There is also the dilemma of taking out the small bones that one finds in one’s mouth. In our homes, it is not considered at all rude to take it out with one’s fingers, and put it on the side plate, or side of the plate. Some people have in fact made an art of it. They take out the little bone delicately, holding it as though it was a flower. Conversation continues around the dinner table even as people are doing all this. But what does one do while using cutlery? You cannot spit it out on the plate, or spoon. That would be gross. And if one is eating at a buffet, how does one balance plate, and fish, and the bone in one’s mouth, to get it out?

Additionally, there is the dilemma of what to do when a bone gets stuck in one’s throat. It does happen, to even the most adept fish eater. While eating with one’s hands, it is the work of a moment to ball up some plain rice and swallow it, without chewing. The rice slides smoothly down, taking the bone along with it. IT’s all very calmly done, and nobody around the table is any the wiser.
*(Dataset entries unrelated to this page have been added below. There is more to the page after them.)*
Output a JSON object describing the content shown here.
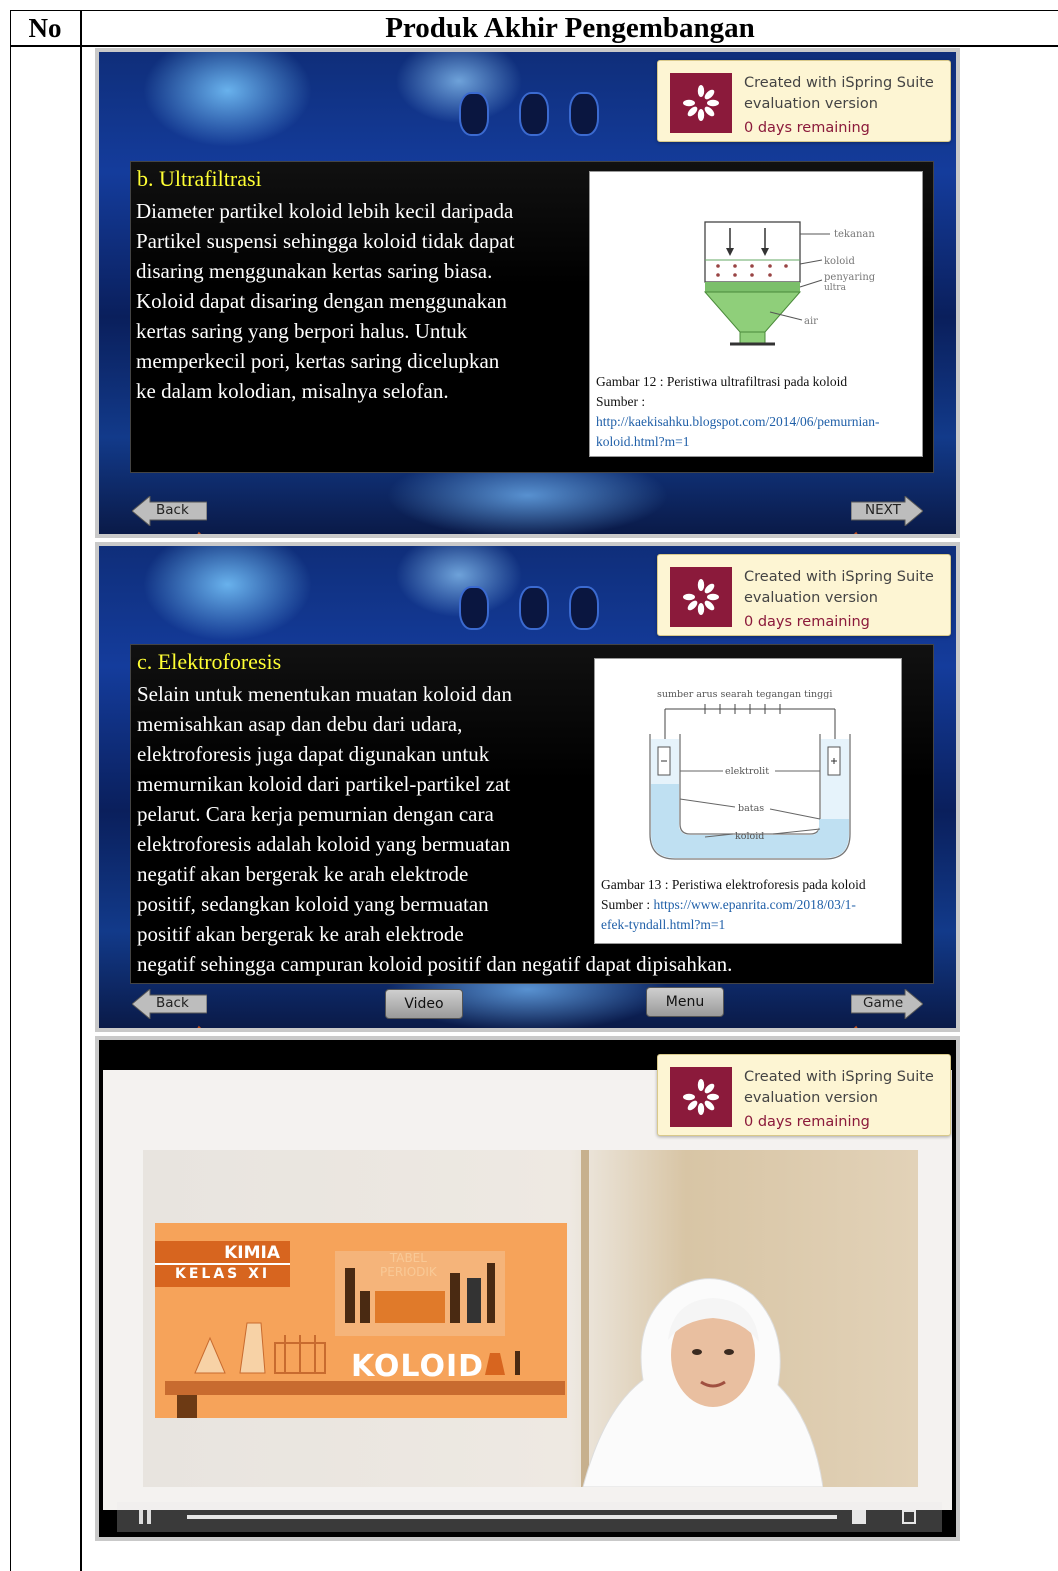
{
  "table": {
    "col1_header": "No",
    "col2_header": "Produk Akhir Pengembangan"
  },
  "watermark": {
    "line1": "Created with iSpring Suite",
    "line2": "evaluation version",
    "line3": "0 days remaining",
    "logo_icon": "ispring-flower-icon"
  },
  "slide1": {
    "heading": "b. Ultrafiltrasi",
    "body_lines": [
      "Diameter partikel koloid lebih kecil daripada",
      "Partikel suspensi sehingga koloid tidak dapat",
      "disaring menggunakan kertas saring biasa.",
      "Koloid dapat disaring dengan menggunakan",
      "kertas saring yang berpori halus. Untuk",
      "memperkecil pori, kertas saring dicelupkan",
      "ke dalam kolodian, misalnya selofan."
    ],
    "figure_labels": {
      "tekanan": "tekanan",
      "koloid": "koloid",
      "penyaring": "penyaring",
      "ultra": "ultra",
      "air": "air"
    },
    "caption": "Gambar  12 : Peristiwa ultrafiltrasi pada koloid",
    "source_label": "Sumber  :",
    "source_link_1": "http://kaekisahku.blogspot.com/2014/06/pemurnian-",
    "source_link_2": "koloid.html?m=1",
    "back_label": "Back",
    "next_label": "NEXT"
  },
  "slide2": {
    "heading": "c. Elektroforesis",
    "body_lines": [
      "Selain untuk menentukan muatan koloid dan",
      "memisahkan asap dan debu dari udara,",
      "elektroforesis juga dapat digunakan untuk",
      "memurnikan koloid dari partikel-partikel zat",
      "pelarut. Cara kerja pemurnian dengan cara",
      "elektroforesis adalah koloid yang bermuatan",
      "negatif akan bergerak ke arah elektrode",
      "positif, sedangkan koloid yang bermuatan",
      "positif akan bergerak ke arah elektrode",
      "negatif sehingga campuran koloid positif dan negatif dapat dipisahkan."
    ],
    "figure_labels": {
      "top": "sumber arus searah tegangan tinggi",
      "elektrolit": "elektrolit",
      "batas": "batas",
      "koloid": "koloid"
    },
    "caption": "Gambar  13 : Peristiwa elektroforesis pada koloid",
    "source_label": "Sumber  :",
    "source_link_1": "https://www.epanrita.com/2018/03/1-",
    "source_link_2": "efek-tyndall.html?m=1",
    "back_label": "Back",
    "video_label": "Video",
    "menu_label": "Menu",
    "game_label": "Game"
  },
  "video": {
    "kimia": "KIMIA",
    "kelas": "KELAS XI",
    "tabel_1": "TABEL",
    "tabel_2": "PERIODIK",
    "koloid": "KOLOID"
  }
}
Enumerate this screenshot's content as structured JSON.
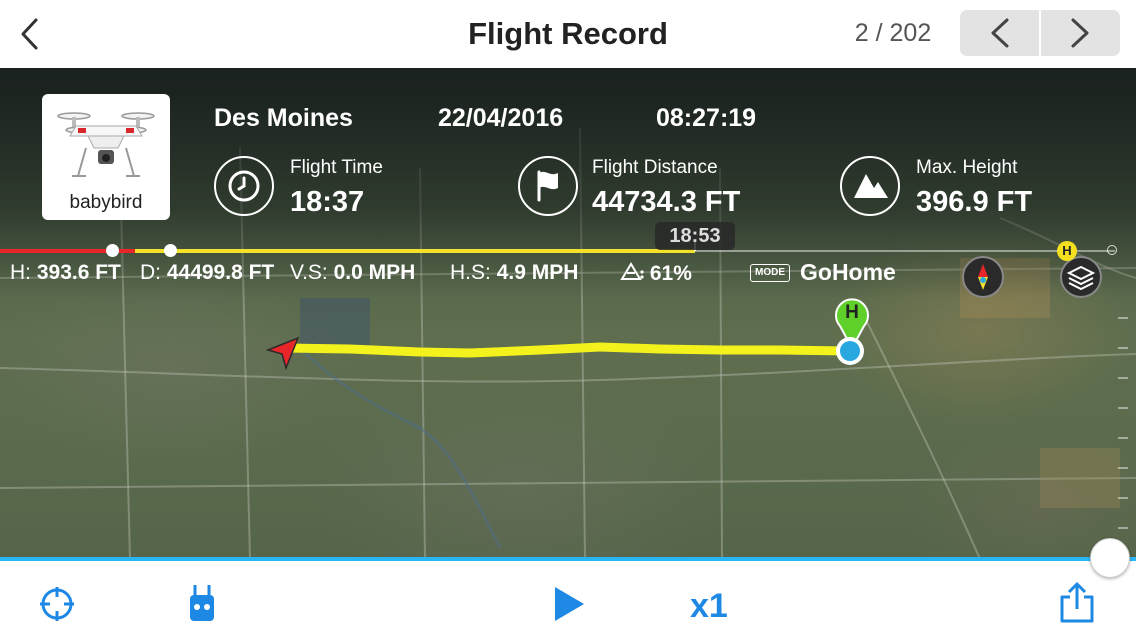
{
  "header": {
    "title": "Flight Record",
    "page_counter": "2 / 202"
  },
  "flight": {
    "aircraft_name": "babybird",
    "location": "Des Moines",
    "date": "22/04/2016",
    "time": "08:27:19",
    "stats": {
      "flight_time_label": "Flight Time",
      "flight_time_value": "18:37",
      "flight_distance_label": "Flight Distance",
      "flight_distance_value": "44734.3 FT",
      "max_height_label": "Max. Height",
      "max_height_value": "396.9 FT"
    }
  },
  "timeline": {
    "current_time": "18:53"
  },
  "telemetry": {
    "height_label": "H:",
    "height_value": "393.6 FT",
    "distance_label": "D:",
    "distance_value": "44499.8 FT",
    "vs_label": "V.S:",
    "vs_value": "0.0 MPH",
    "hs_label": "H.S:",
    "hs_value": "4.9 MPH",
    "battery_value": "61%",
    "mode_tag": "MODE",
    "mode_value": "GoHome",
    "home_marker": "H"
  },
  "playback": {
    "speed": "x1"
  },
  "colors": {
    "accent": "#1e88e5",
    "track": "#f4f21c",
    "timeline_red": "#e8262a",
    "home_green": "#5fcf2a"
  },
  "icons": [
    "back-icon",
    "prev-icon",
    "next-icon",
    "clock-icon",
    "flag-icon",
    "mountain-icon",
    "battery-icon",
    "compass-icon",
    "layers-icon",
    "locate-icon",
    "remote-controller-icon",
    "play-icon",
    "share-icon"
  ]
}
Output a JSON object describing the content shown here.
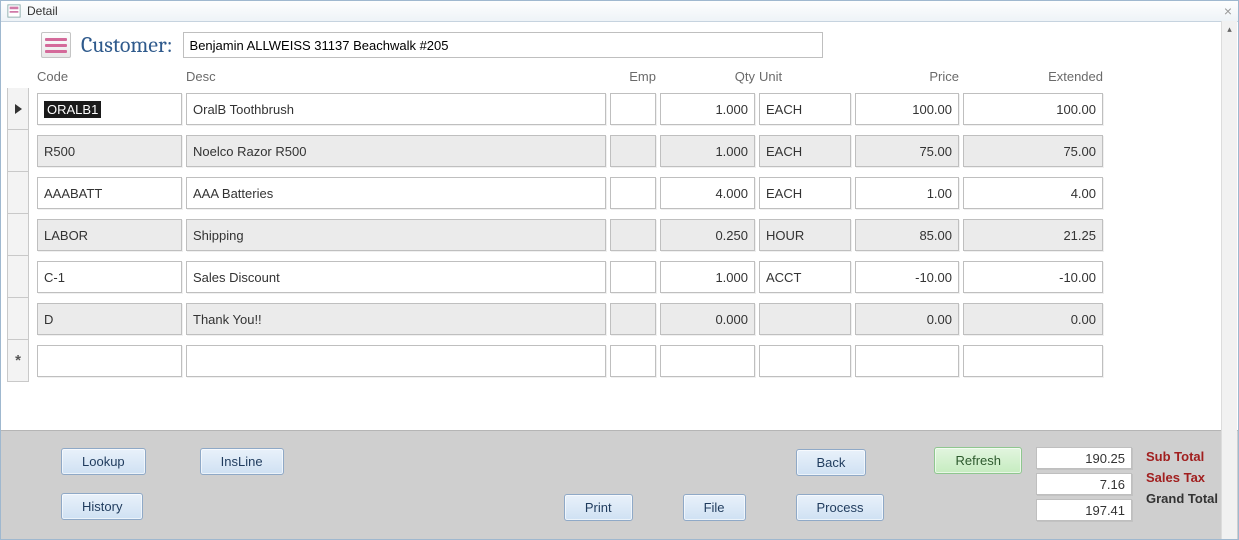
{
  "title": "Detail",
  "header": {
    "customer_label": "Customer:",
    "customer_value": "Benjamin ALLWEISS 31137 Beachwalk #205"
  },
  "columns": {
    "code": "Code",
    "desc": "Desc",
    "emp": "Emp",
    "qty": "Qty",
    "unit": "Unit",
    "price": "Price",
    "ext": "Extended"
  },
  "rows": [
    {
      "code": "ORALB1",
      "desc": "OralB Toothbrush",
      "emp": "",
      "qty": "1.000",
      "unit": "EACH",
      "price": "100.00",
      "ext": "100.00",
      "selected": true
    },
    {
      "code": "R500",
      "desc": "Noelco Razor R500",
      "emp": "",
      "qty": "1.000",
      "unit": "EACH",
      "price": "75.00",
      "ext": "75.00"
    },
    {
      "code": "AAABATT",
      "desc": "AAA Batteries",
      "emp": "",
      "qty": "4.000",
      "unit": "EACH",
      "price": "1.00",
      "ext": "4.00"
    },
    {
      "code": "LABOR",
      "desc": "Shipping",
      "emp": "",
      "qty": "0.250",
      "unit": "HOUR",
      "price": "85.00",
      "ext": "21.25"
    },
    {
      "code": "C-1",
      "desc": "Sales Discount",
      "emp": "",
      "qty": "1.000",
      "unit": "ACCT",
      "price": "-10.00",
      "ext": "-10.00"
    },
    {
      "code": "D",
      "desc": "Thank You!!",
      "emp": "",
      "qty": "0.000",
      "unit": "",
      "price": "0.00",
      "ext": "0.00"
    },
    {
      "code": "",
      "desc": "",
      "emp": "",
      "qty": "",
      "unit": "",
      "price": "",
      "ext": "",
      "new": true
    }
  ],
  "buttons": {
    "lookup": "Lookup",
    "insline": "InsLine",
    "history": "History",
    "print": "Print",
    "file": "File",
    "process": "Process",
    "back": "Back",
    "refresh": "Refresh"
  },
  "totals": {
    "subtotal_label": "Sub Total",
    "subtotal": "190.25",
    "tax_label": "Sales Tax",
    "tax": "7.16",
    "grand_label": "Grand Total",
    "grand": "197.41"
  }
}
But how does one ball up rice when one is using cutlery? It has been tried. But it cannot be done. So the by now coughing and spluttering diner has no option but to use her fingers to ball up the rice. In the meantime, the entire restaurant stares at her, some with compassion, some not.

However, it is heartening to see that a beginning is being made in solving this dilemma. It is becoming increasingly common to see people using their fingers in even the most “propah” places. The relish with which they eat is absolutely delightful. It is also a marker of the confidence of the diners themselves. They are no longer intimidated by the posh surroundings of grand restaurants. They are themselves. They mean to enjoy the meal they have ordered, and since it means they have to eat with their hands to do so, they do it.

This kind of eating with the hands is also a marker of a different kind of thing. The cultural context in which it is placed is now becoming less inconsequential. It is gradually acquiring dominance, in a post colonial world.

And that is truly a fine solution to the dilemmas of fish eaters in a globalized world.

Mitra Phukan

Mitra Phukan

Mitra Phukan is a writer, translator, columnist and classical vocalist who lives and works in Guwahati, Assam. Her published literary works include four children's books, a biography, and a novel, "The Collector's Wife". Her most recent work is another novel, "A Monsoon of Music" published by Penguin-Zubaan in September 2011. Besides, her short stories have appeared in numerous anthologies. Her works have been translated into several languages. She is the Northeast correspondent of the Chennai-based journal of the performing arts, "Shruti" and a member of the North East Writers' Forum.